How does Piscataquis County reopen when it was barely open to begin with? 

Share or Comment

To the Editor;

Sen. Paul Davis represents District 4, and he recently published a joint letter with Reps. Higgins, Stearns and Foster about reopening the Penquis region. In response, my mother, who is immunocompromised, wrote him about her concerns of pushing ahead too quickly against the advice of medical experts. My mother received a reply, telling her to stay safe, but that “people are hungry” and “need to get back to work.” This very typical response fails to address key issues.


I am a playwright in Dover-Foxcroft, and was commissioned to write a play about my town for the 80th anniversary of the Center Theatre, a play that examines some of the struggles we face as a community. The research conducted in writing the piece leads me to find fault in Davis’ answer to my mother.


People have been hungry here for a long, long time. 


Piscataquis County is the poorest county in Maine. One can visit the Maine Department of Labor website to get a broader picture. The median income in Piscataquis is $39,470 compared to the Maine median of $55,425 or the United States’s $60,293. Our problems stretch back far longer than the pandemic and shutdown. Our poverty rate is 19.2%, nearly 7% higher than the state’s. In addition, Piscataquis has an unemployment rate of 3.7%, a full .7% greater than the state average. The stats provided by Feeding America show that in my home county, there are 770 children who experience food insecurity, a staggering rate of 26%. We also have the second highest rate of seniors living below the poverty line — an unsurprising statistic as our highest age group is by far people ages 65-74, the age group that is also at high risk from the coronavirus.

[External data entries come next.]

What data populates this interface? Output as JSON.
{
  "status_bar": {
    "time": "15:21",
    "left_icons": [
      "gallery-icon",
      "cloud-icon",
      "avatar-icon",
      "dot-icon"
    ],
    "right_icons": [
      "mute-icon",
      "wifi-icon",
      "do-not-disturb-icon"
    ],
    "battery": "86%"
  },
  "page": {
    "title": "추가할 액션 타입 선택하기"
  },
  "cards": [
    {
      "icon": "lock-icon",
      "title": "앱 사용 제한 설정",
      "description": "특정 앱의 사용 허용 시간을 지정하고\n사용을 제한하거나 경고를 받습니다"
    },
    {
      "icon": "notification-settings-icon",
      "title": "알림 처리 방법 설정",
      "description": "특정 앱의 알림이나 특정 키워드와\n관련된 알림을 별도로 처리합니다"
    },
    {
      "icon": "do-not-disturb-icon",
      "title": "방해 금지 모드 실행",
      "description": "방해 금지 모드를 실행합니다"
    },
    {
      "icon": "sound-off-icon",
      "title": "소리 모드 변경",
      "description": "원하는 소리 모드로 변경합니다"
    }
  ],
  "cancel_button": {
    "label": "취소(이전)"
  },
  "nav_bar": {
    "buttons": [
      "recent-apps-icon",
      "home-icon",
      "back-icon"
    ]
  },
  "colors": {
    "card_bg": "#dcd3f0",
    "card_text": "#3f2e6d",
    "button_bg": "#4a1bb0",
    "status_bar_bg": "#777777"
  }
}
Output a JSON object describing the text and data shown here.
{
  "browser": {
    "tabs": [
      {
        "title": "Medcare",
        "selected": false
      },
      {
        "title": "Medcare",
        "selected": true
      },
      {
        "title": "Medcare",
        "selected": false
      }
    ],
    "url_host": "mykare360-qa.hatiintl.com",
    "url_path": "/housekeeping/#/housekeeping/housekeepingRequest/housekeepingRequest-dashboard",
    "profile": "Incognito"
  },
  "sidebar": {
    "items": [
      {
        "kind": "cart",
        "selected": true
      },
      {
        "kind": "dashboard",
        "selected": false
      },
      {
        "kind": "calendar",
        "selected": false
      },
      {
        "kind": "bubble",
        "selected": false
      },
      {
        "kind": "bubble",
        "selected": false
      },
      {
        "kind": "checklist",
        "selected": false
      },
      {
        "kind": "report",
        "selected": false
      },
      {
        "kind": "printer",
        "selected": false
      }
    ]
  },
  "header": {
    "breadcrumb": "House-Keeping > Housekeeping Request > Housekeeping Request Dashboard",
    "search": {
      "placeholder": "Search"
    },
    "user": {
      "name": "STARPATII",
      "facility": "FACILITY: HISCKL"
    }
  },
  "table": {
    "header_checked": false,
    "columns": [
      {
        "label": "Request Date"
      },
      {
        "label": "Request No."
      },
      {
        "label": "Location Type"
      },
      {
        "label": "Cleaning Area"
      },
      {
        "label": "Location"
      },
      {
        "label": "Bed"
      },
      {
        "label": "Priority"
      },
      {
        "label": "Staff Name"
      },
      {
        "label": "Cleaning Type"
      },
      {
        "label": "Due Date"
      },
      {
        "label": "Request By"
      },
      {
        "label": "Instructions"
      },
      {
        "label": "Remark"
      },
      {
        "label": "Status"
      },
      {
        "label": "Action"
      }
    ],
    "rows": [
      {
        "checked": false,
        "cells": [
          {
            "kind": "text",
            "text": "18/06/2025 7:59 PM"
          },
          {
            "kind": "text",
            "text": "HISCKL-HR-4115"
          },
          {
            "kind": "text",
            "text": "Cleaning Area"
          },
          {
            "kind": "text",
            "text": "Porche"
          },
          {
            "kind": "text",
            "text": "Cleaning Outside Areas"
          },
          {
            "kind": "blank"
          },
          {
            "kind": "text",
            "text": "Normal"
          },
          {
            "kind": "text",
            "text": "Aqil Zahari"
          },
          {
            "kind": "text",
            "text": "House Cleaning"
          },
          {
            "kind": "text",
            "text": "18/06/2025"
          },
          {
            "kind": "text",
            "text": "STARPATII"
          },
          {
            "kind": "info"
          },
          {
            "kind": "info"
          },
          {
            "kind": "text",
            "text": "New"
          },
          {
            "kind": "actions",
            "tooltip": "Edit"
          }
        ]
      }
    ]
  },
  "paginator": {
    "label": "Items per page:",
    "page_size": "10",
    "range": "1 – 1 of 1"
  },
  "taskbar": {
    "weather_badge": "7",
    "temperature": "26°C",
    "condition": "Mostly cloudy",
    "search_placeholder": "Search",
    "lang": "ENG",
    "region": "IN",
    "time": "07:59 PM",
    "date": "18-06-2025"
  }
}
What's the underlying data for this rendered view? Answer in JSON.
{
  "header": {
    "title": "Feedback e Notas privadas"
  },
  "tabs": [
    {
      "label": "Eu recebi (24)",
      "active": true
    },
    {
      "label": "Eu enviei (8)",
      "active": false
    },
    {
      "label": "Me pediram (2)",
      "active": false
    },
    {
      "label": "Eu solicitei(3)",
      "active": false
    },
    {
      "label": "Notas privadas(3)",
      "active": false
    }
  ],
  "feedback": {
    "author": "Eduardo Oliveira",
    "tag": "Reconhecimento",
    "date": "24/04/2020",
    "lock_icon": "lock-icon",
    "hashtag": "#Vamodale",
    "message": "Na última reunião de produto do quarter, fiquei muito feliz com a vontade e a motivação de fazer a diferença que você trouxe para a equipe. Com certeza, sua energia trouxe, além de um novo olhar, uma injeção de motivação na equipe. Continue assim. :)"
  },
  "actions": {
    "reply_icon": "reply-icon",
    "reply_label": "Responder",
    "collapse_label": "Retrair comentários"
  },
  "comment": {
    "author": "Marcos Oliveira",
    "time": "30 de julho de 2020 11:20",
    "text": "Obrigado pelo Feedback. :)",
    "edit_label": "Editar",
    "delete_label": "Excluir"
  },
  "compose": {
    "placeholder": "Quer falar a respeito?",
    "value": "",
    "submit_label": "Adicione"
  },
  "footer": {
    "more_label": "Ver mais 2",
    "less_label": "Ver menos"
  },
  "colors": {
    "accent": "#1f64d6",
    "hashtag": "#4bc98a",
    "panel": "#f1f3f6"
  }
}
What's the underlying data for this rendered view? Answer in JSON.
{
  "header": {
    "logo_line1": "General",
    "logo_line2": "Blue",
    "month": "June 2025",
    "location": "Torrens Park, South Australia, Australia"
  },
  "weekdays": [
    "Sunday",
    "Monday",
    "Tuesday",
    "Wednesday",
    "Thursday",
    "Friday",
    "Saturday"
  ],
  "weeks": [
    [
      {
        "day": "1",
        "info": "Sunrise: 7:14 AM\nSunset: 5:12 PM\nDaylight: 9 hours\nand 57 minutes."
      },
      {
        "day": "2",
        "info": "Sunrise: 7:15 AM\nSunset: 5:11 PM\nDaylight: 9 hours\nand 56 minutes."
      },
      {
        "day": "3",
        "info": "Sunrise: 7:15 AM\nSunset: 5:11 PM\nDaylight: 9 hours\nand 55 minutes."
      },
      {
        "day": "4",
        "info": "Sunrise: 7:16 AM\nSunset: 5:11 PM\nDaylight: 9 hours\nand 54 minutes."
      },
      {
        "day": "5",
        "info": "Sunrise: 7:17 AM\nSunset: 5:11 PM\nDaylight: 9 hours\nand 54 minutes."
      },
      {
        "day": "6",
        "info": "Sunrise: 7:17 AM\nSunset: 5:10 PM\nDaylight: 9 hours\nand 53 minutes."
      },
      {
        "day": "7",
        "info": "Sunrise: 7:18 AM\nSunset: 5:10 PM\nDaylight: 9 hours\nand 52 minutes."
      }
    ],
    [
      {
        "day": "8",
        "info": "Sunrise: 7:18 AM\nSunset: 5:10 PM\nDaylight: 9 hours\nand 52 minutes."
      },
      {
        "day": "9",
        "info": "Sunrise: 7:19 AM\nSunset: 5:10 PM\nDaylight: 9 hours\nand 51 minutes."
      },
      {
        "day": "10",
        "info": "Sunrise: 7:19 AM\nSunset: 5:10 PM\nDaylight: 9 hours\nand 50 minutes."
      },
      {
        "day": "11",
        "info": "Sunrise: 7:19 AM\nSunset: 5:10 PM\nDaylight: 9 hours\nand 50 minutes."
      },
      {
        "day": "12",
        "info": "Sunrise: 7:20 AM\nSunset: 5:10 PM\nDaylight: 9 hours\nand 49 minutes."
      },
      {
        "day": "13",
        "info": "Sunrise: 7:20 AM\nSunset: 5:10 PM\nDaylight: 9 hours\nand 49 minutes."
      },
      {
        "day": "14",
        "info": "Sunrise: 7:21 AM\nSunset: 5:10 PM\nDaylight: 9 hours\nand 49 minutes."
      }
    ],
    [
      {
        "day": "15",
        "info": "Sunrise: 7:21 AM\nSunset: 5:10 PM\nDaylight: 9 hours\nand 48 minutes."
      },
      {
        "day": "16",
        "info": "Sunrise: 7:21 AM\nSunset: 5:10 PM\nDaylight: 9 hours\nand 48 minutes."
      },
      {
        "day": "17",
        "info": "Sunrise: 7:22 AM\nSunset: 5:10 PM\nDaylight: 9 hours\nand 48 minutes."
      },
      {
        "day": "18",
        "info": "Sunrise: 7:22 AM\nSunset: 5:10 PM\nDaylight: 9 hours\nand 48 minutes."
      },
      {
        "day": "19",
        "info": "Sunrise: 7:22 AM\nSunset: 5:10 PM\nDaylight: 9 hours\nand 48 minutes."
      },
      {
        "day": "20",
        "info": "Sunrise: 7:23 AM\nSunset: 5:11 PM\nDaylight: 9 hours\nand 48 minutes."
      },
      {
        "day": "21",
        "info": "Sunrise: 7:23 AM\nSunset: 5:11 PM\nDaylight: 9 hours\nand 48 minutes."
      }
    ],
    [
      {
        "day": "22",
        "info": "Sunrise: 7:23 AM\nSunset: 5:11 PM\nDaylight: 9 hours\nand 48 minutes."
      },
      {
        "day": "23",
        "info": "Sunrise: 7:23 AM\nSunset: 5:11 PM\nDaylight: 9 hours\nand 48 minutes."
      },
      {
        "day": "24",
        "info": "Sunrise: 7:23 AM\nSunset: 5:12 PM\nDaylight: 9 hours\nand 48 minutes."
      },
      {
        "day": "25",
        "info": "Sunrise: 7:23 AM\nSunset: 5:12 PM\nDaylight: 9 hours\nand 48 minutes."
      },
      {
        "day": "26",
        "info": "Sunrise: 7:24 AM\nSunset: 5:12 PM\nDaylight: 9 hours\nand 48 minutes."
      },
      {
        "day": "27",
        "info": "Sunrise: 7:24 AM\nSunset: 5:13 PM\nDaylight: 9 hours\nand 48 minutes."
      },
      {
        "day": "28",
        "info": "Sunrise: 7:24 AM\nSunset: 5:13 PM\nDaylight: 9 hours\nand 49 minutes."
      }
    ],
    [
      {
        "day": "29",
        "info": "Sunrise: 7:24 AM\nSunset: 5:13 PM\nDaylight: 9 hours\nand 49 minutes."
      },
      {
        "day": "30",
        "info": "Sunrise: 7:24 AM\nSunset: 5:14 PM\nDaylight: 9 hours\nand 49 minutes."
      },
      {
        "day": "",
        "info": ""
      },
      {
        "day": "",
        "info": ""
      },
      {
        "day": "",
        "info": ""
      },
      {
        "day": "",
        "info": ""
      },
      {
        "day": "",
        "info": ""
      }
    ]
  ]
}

In 2015, Mr. Davis sponsored a piece of legislation called “An Act to Prohibit Raising Cats and Dogs for Human Consumption.” On the face of it, one could hardly criticize such a bill. However, a friend of mine once asked him if he had ever considered the underlying cause that would lead a family to eat their pets. Could it be that it is desperation and hunger that leads to such an action? Mr. Davis had no answer to this query.


Mr. Davis wins by a landslide in District 4 and most likely will again. He is affable, someone who will share a pew with you at church and have his photo taken with a nursing home resident reaching a milestone birthday. He can talk about his love for hunting when he goes door-to-door, and can promise that he won’t let anyone take your guns away. But being an effective representative is more than just being a nice guy. It is about a plan to fight for your region.


It appears Mr. Davis is of the outdated mindset that poverty can only be cured by pulling yourself up by the bootstraps, that being poor is in relation to one’s character. It is politically expedient for him to blame Gov. Mills’ stay at home order for our region’s current troubles, but it is not true. Our top three jobs by industry are manufacturing, trade and utilities, and education and health services, many of which are still “essential.” This is not to suggest that people are not suffering due to the virus, but it is not a simple matter of blaming our Democratic Governor for what is a long history of poverty and joblessness. I believe Mr. Davisi s using this situation to further play partisan politics and push the narrative that the best way out of poverty and hunger is to “reopen and get back to work,” regardless of health consequences.


So my final question to Mr. Davis should be a simple one, but one I fear he will not address: how can we listen to you about how to reopen when Pistcataquis County was barely open to begin with?


Bobby Keniston


Share or Comment

Get the Rest of the Story

Thank you for reading your 4 free articles this month. To continue reading, and support local, rural journalism, please subscribe.